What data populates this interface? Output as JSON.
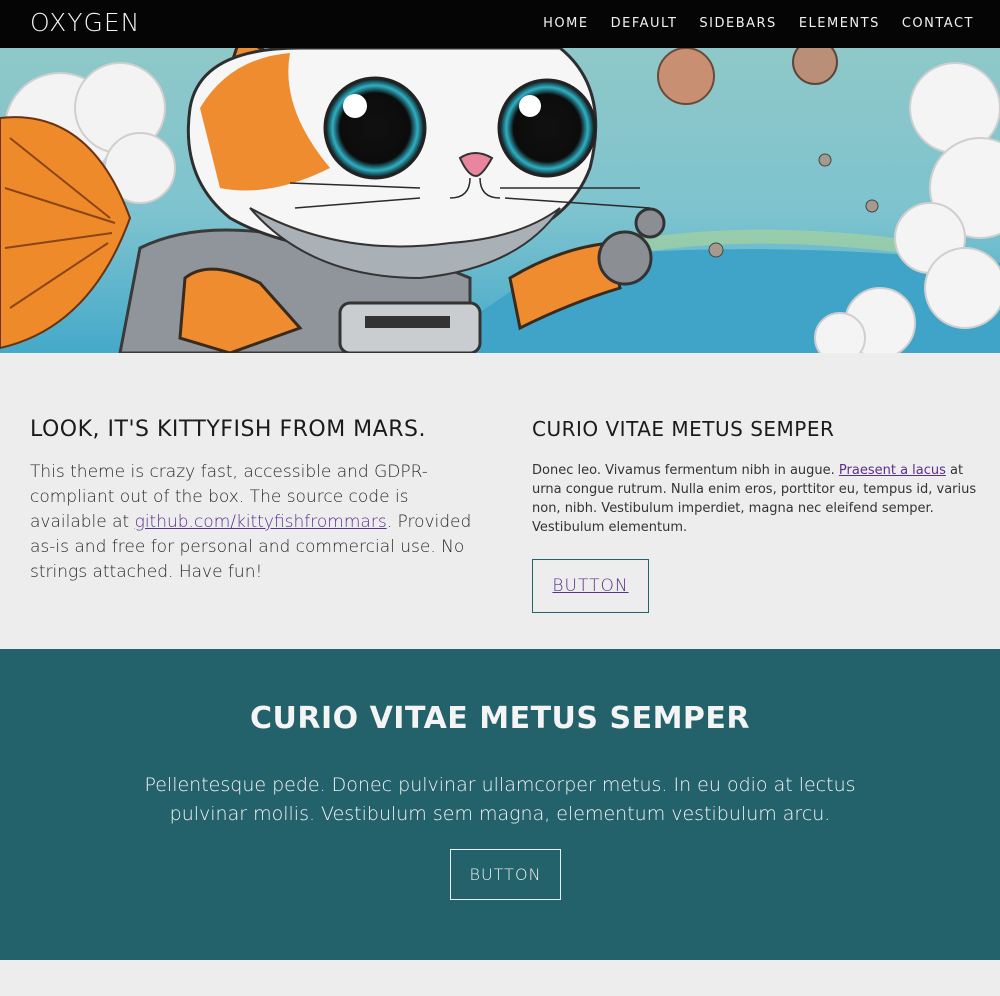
{
  "header": {
    "brand": "OXYGEN",
    "nav": [
      "HOME",
      "DEFAULT",
      "SIDEBARS",
      "ELEMENTS",
      "CONTACT"
    ]
  },
  "hero": {
    "image_icon": "astronaut-cat-illustration"
  },
  "intro": {
    "title": "LOOK, IT'S KITTYFISH FROM MARS.",
    "text_before": "This theme is crazy fast, accessible and GDPR-compliant out of the box. The source code is available at ",
    "link": "github.com/kittyfishfrommars",
    "text_after": ". Provided as-is and free for personal and commercial use. No strings attached. Have fun!"
  },
  "side": {
    "title": "CURIO VITAE METUS SEMPER",
    "text_before": "Donec leo. Vivamus fermentum nibh in augue. ",
    "link": "Praesent a lacus",
    "text_after": " at urna congue rutrum. Nulla enim eros, porttitor eu, tempus id, varius non, nibh. Vestibulum imperdiet, magna nec eleifend semper. Vestibulum elementum.",
    "button": "BUTTON"
  },
  "cta": {
    "title": "CURIO VITAE METUS SEMPER",
    "text": "Pellentesque pede. Donec pulvinar ullamcorper metus. In eu odio at lectus pulvinar mollis. Vestibulum sem magna, elementum vestibulum arcu.",
    "button": "BUTTON"
  },
  "colors": {
    "header_bg": "#050505",
    "teal": "#24626b",
    "light_bg": "#ededed",
    "link": "#5b2e8e"
  }
}
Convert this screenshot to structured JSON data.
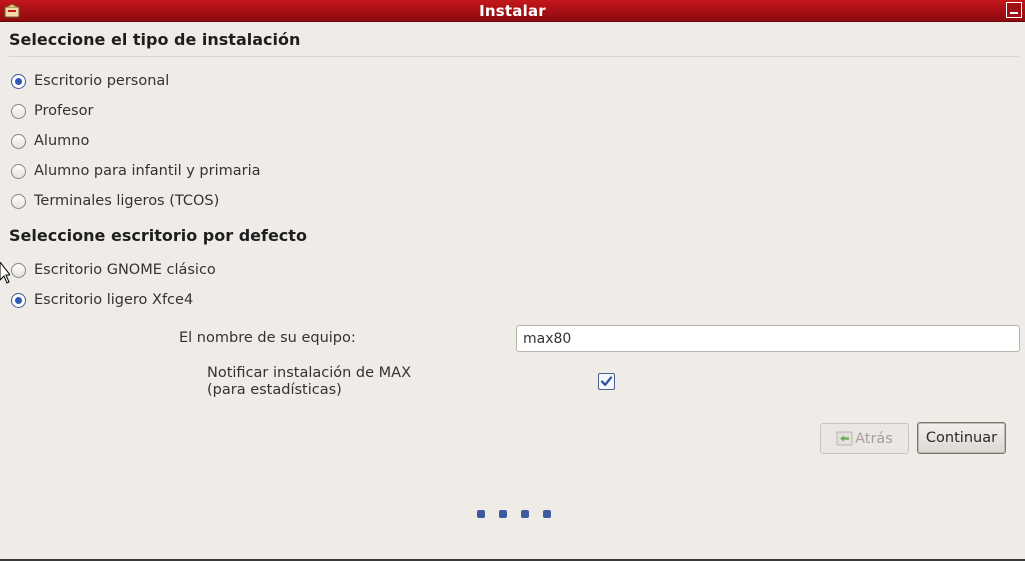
{
  "window": {
    "title": "Instalar"
  },
  "install_type": {
    "heading": "Seleccione el tipo de instalación",
    "options": [
      {
        "label": "Escritorio personal",
        "checked": true
      },
      {
        "label": "Profesor",
        "checked": false
      },
      {
        "label": "Alumno",
        "checked": false
      },
      {
        "label": "Alumno para infantil y primaria",
        "checked": false
      },
      {
        "label": "Terminales ligeros (TCOS)",
        "checked": false
      }
    ]
  },
  "desktop": {
    "heading": "Seleccione escritorio por defecto",
    "options": [
      {
        "label": "Escritorio GNOME clásico",
        "checked": false
      },
      {
        "label": "Escritorio ligero Xfce4",
        "checked": true
      }
    ]
  },
  "hostname": {
    "label": "El nombre de su equipo:",
    "value": "max80"
  },
  "notify": {
    "label_line1": "Notificar instalación de MAX",
    "label_line2": "(para estadísticas)",
    "checked": true
  },
  "buttons": {
    "back": "Atrás",
    "continue": "Continuar"
  },
  "colors": {
    "titlebar": "#c4161c",
    "accent": "#2f58b7"
  },
  "icons": {
    "app": "installer-icon",
    "minimize": "minimize-icon",
    "back": "back-arrow-icon",
    "check": "checkmark-icon"
  }
}
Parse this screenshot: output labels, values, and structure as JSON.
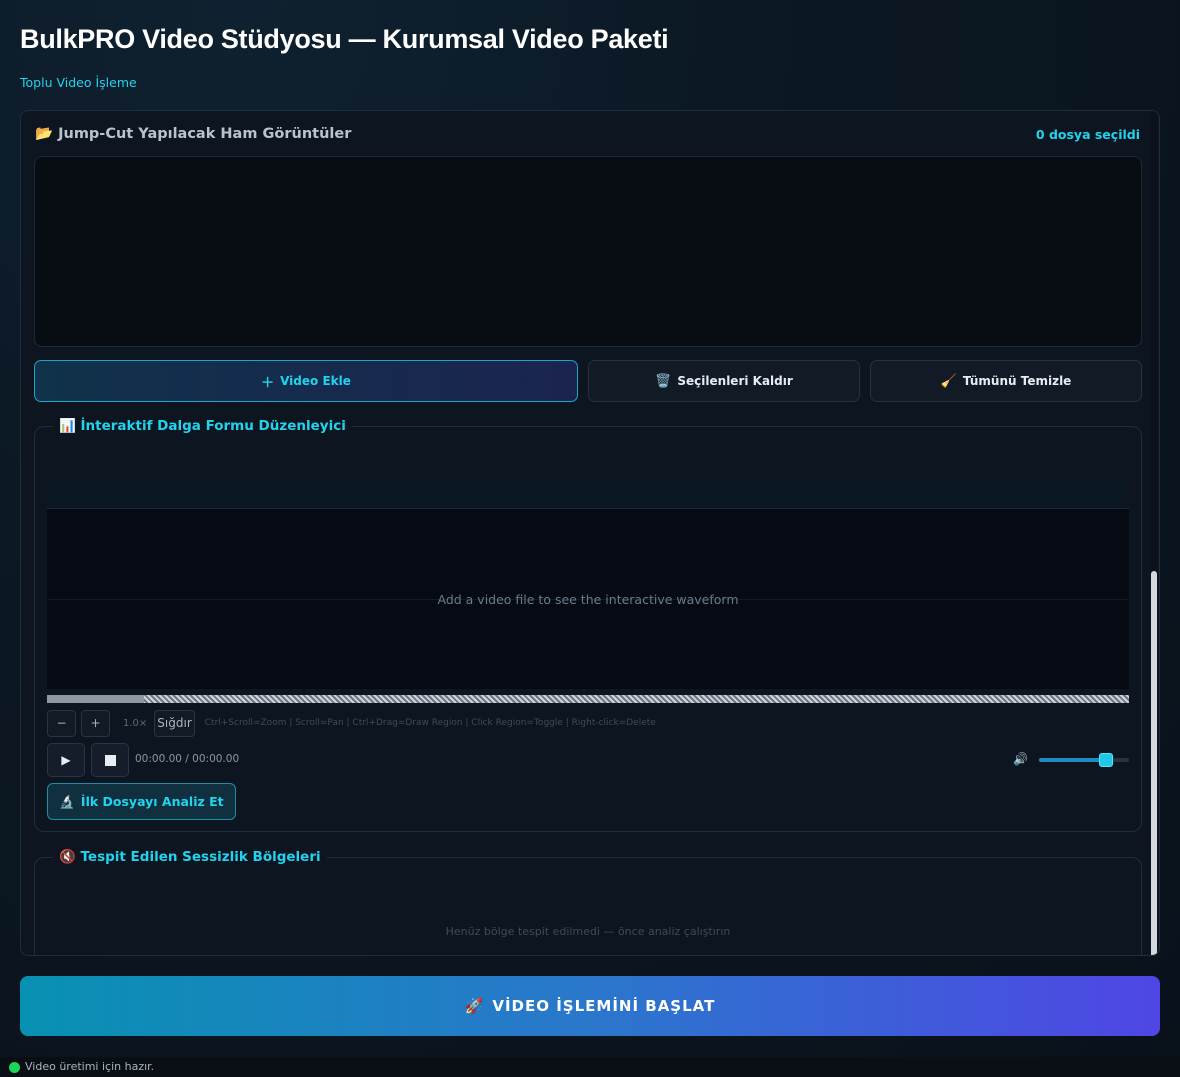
{
  "app": {
    "title": "BulkPRO Video Stüdyosu — Kurumsal Video Paketi",
    "subtitle": "Toplu Video İşleme"
  },
  "files": {
    "header_icon": "folder-icon",
    "header": "📂  Jump-Cut Yapılacak Ham Görüntüler",
    "count_label": "0 dosya seçildi",
    "items": []
  },
  "file_actions": {
    "add_icon": "＋",
    "add_label": "Video Ekle",
    "remove_icon": "🗑️",
    "remove_label": "Seçilenleri Kaldır",
    "clear_icon": "🧹",
    "clear_label": "Tümünü Temizle"
  },
  "waveform": {
    "section_icon": "chart-icon",
    "section_title": "📊  İnteraktif Dalga Formu Düzenleyici",
    "placeholder": "Add a video file to see the interactive waveform",
    "zoom_out_label": "−",
    "zoom_in_label": "+",
    "zoom_level": "1.0×",
    "fit_label": "Sığdır",
    "hints": "Ctrl+Scroll=Zoom  |  Scroll=Pan  |  Ctrl+Drag=Draw Region  |  Click Region=Toggle  |  Right-click=Delete",
    "play_label": "▶",
    "time": "00:00.00 / 00:00.00",
    "volume_icon": "🔊",
    "volume_level": 0.74,
    "analyze_icon": "🔬",
    "analyze_label": "İlk Dosyayı Analiz Et"
  },
  "silence": {
    "section_icon": "mute-icon",
    "section_title": "🔇  Tespit Edilen Sessizlik Bölgeleri",
    "empty_text": "Henüz bölge tespit edilmedi — önce analiz çalıştırın"
  },
  "start": {
    "icon": "🚀",
    "label": "VİDEO İŞLEMİNİ BAŞLAT"
  },
  "status": {
    "color": "#1ed45a",
    "text": "Video üretimi için hazır."
  },
  "colors": {
    "accent": "#22d3ee",
    "gradient_start": "#0891b2",
    "gradient_end": "#4f46e5"
  }
}
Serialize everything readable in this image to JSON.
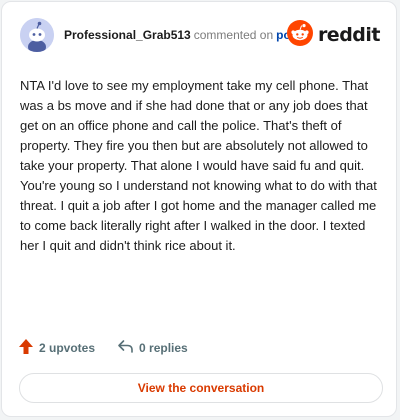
{
  "header": {
    "username": "Professional_Grab513",
    "action_text": "commented on",
    "post_link": "post",
    "logo_word": "reddit"
  },
  "comment": {
    "body": "NTA I'd love to see my employment take my cell phone. That was a bs move and if she had done that or any job does that get on an office phone and call the police. That's theft of property. They fire you then but are absolutely not allowed to take your property. That alone I would have said fu and quit. You're young so I understand not knowing what to do with that threat. I quit a job after I got home and the manager called me to come back literally right after I walked in the door. I texted her I quit and didn't think rice about it."
  },
  "actions": {
    "upvotes_label": "2 upvotes",
    "replies_label": "0 replies"
  },
  "cta": {
    "label": "View the conversation"
  },
  "icons": {
    "avatar": "snoo-avatar-icon",
    "logo": "reddit-snoo-icon",
    "upvote": "upvote-arrow-icon",
    "reply": "reply-arrow-icon"
  },
  "colors": {
    "brand": "#ff4500",
    "link": "#0045ac",
    "cta_text": "#d93a00",
    "muted": "#576f76"
  }
}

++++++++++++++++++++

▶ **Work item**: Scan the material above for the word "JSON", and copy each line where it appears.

▶ **Output for this exercise**:
What data populates this interface? Output as JSON.
Convert this screenshot to structured JSON data.
Parse this screenshot: output labels, values, and structure as JSON.
Serialize everything readable in this image to JSON.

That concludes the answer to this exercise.